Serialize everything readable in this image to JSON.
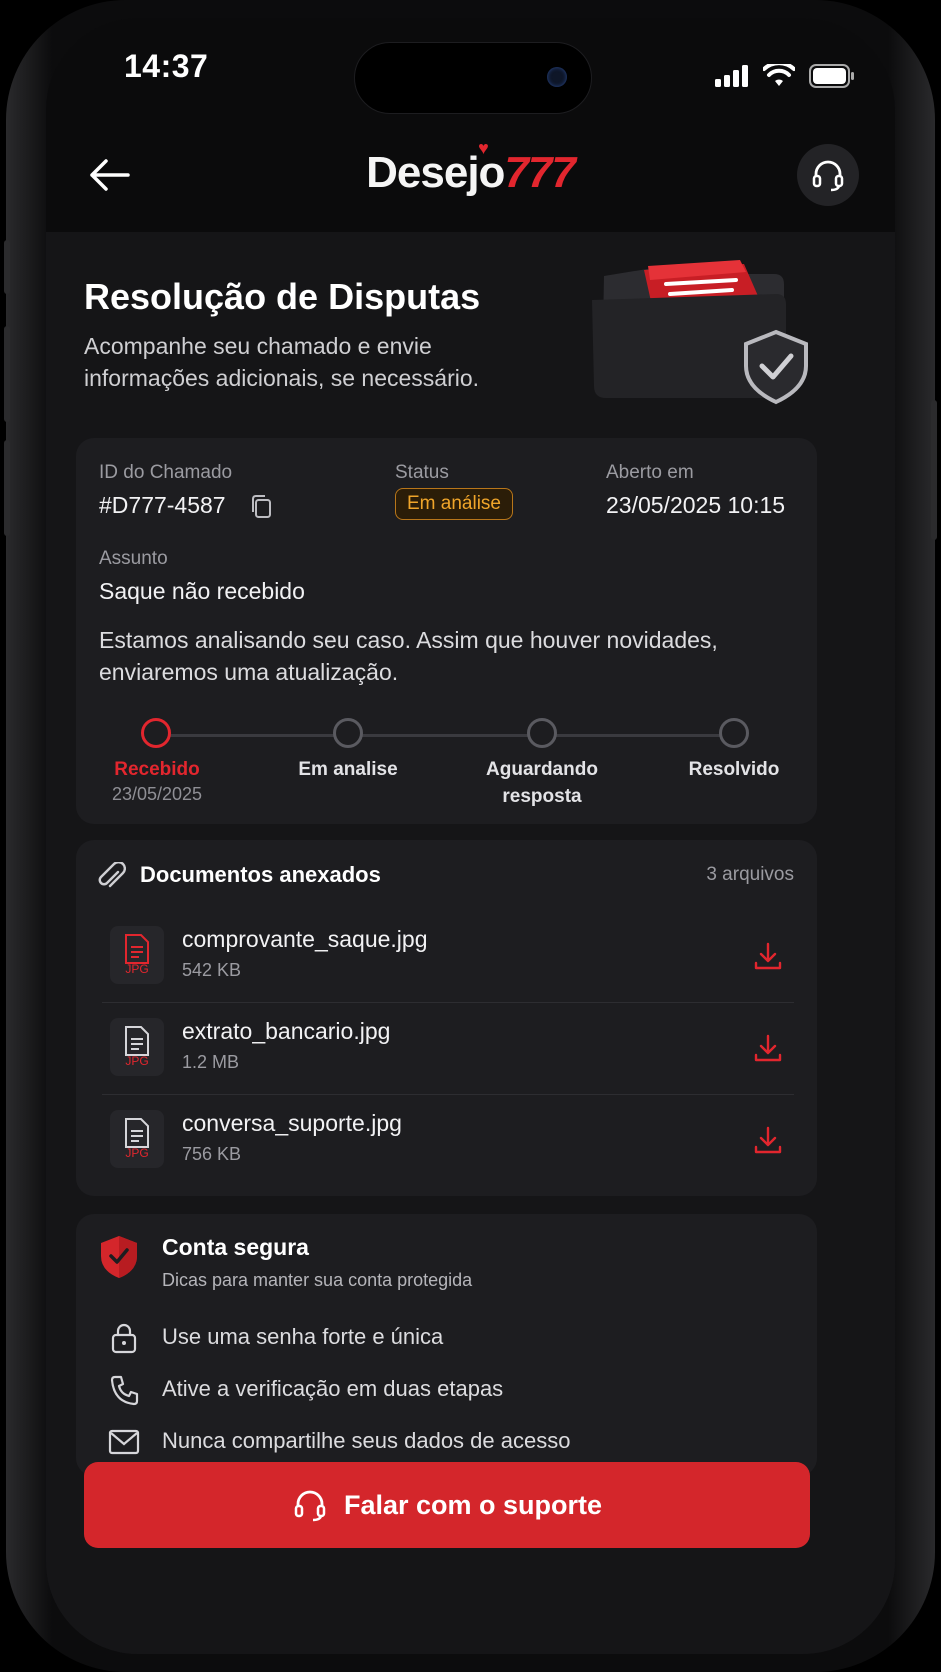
{
  "status_bar": {
    "time": "14:37"
  },
  "header": {
    "logo_main": "Desejo",
    "logo_accent": "777"
  },
  "hero": {
    "title": "Resolução de Disputas",
    "subtitle": "Acompanhe seu chamado e envie informações adicionais, se necessário."
  },
  "ticket": {
    "id_label": "ID do Chamado",
    "id_value": "#D777-4587",
    "status_label": "Status",
    "status_value": "Em análise",
    "opened_label": "Aberto em",
    "opened_value": "23/05/2025 10:15",
    "subject_label": "Assunto",
    "subject_value": "Saque não recebido",
    "description": "Estamos analisando seu caso. Assim que houver novidades, enviaremos uma atualização."
  },
  "timeline": {
    "steps": [
      {
        "label": "Recebido",
        "date": "23/05/2025"
      },
      {
        "label": "Em analise"
      },
      {
        "label": "Aguardando resposta"
      },
      {
        "label": "Resolvido"
      }
    ]
  },
  "documents": {
    "title": "Documentos anexados",
    "count": "3 arquivos",
    "files": [
      {
        "name": "comprovante_saque.jpg",
        "size": "542 KB",
        "ext": "JPG"
      },
      {
        "name": "extrato_bancario.jpg",
        "size": "1.2 MB",
        "ext": "JPG"
      },
      {
        "name": "conversa_suporte.jpg",
        "size": "756 KB",
        "ext": "JPG"
      }
    ]
  },
  "security": {
    "title": "Conta segura",
    "subtitle": "Dicas para manter sua conta protegida",
    "tips": [
      {
        "text": "Use uma senha forte e única",
        "icon": "lock-icon"
      },
      {
        "text": "Ative a verificação em duas etapas",
        "icon": "phone-icon"
      },
      {
        "text": "Nunca compartilhe seus dados de acesso",
        "icon": "mail-icon"
      }
    ]
  },
  "cta": {
    "label": "Falar com o suporte"
  },
  "colors": {
    "accent": "#e2262e",
    "status_warning": "#f0a52a",
    "background": "#151517",
    "card": "#1d1d20"
  }
}
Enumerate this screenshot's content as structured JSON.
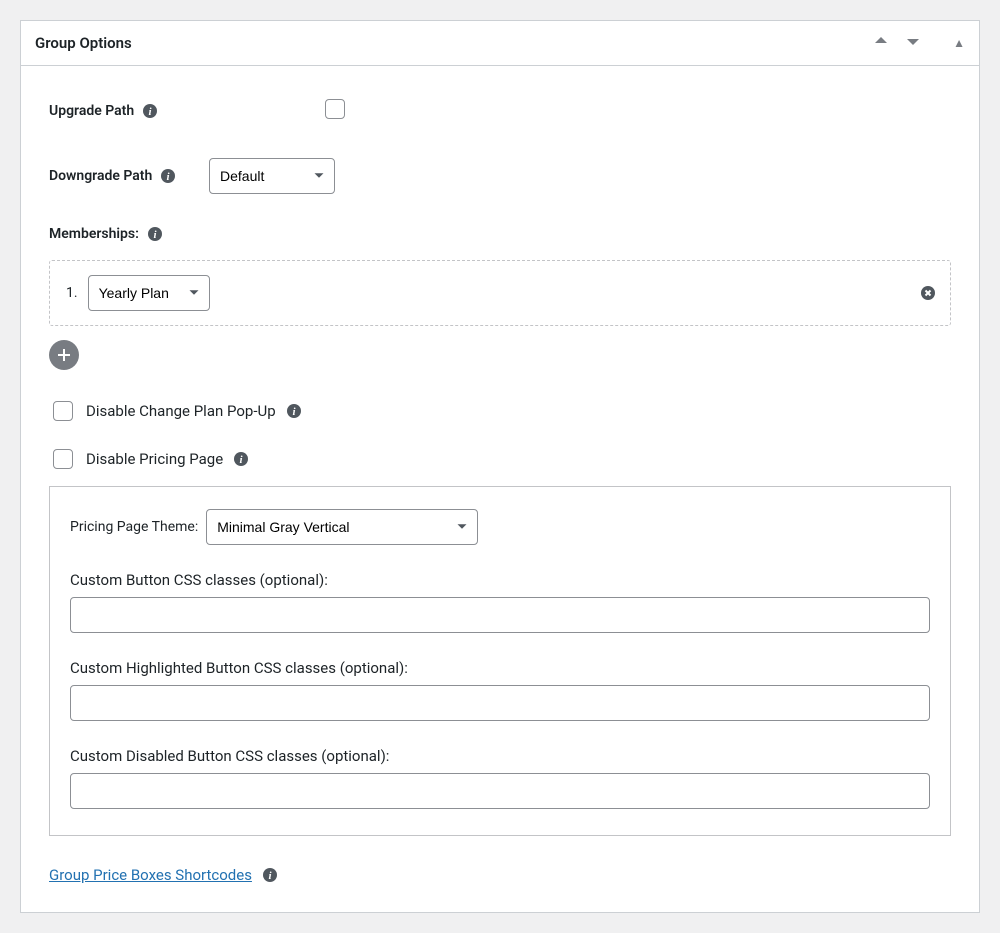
{
  "panel": {
    "title": "Group Options"
  },
  "fields": {
    "upgrade_path_label": "Upgrade Path",
    "downgrade_path_label": "Downgrade Path",
    "downgrade_path_value": "Default",
    "memberships_label": "Memberships:",
    "membership_item": {
      "index": "1.",
      "value": "Yearly Plan"
    },
    "disable_popup_label": "Disable Change Plan Pop-Up",
    "disable_pricing_label": "Disable Pricing Page",
    "pricing_theme_label": "Pricing Page Theme:",
    "pricing_theme_value": "Minimal Gray Vertical",
    "custom_btn_label": "Custom Button CSS classes (optional):",
    "custom_hl_btn_label": "Custom Highlighted Button CSS classes (optional):",
    "custom_dis_btn_label": "Custom Disabled Button CSS classes (optional):",
    "footer_link_text": "Group Price Boxes Shortcodes"
  }
}
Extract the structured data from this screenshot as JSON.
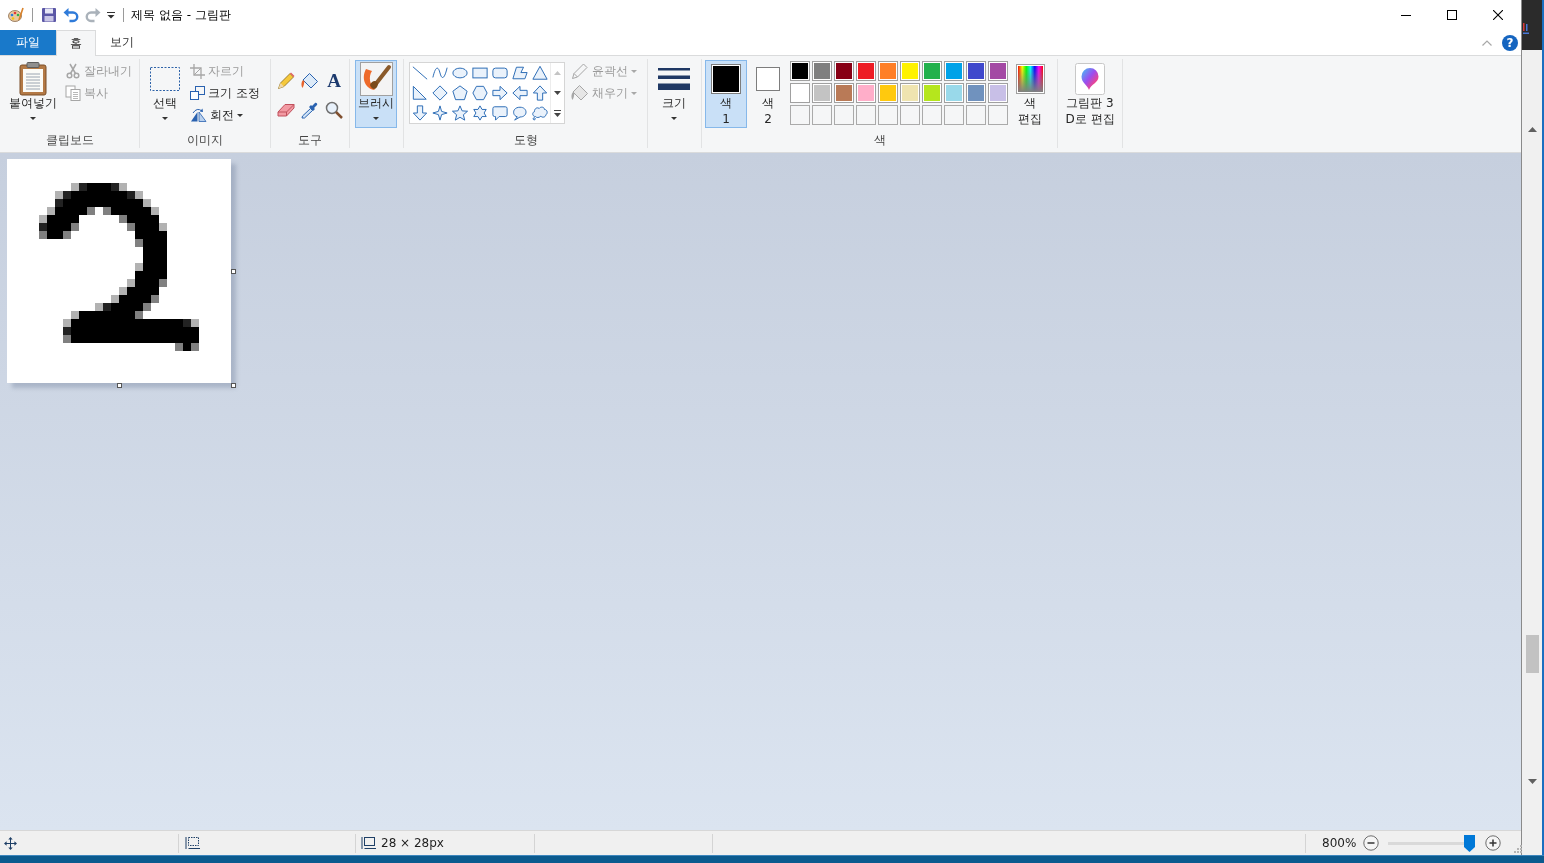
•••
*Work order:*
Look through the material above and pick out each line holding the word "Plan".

*Response to the task:*
      "value": "Yearly Plan"
    "disable_popup_label": "Disable Change Plan Pop-Up",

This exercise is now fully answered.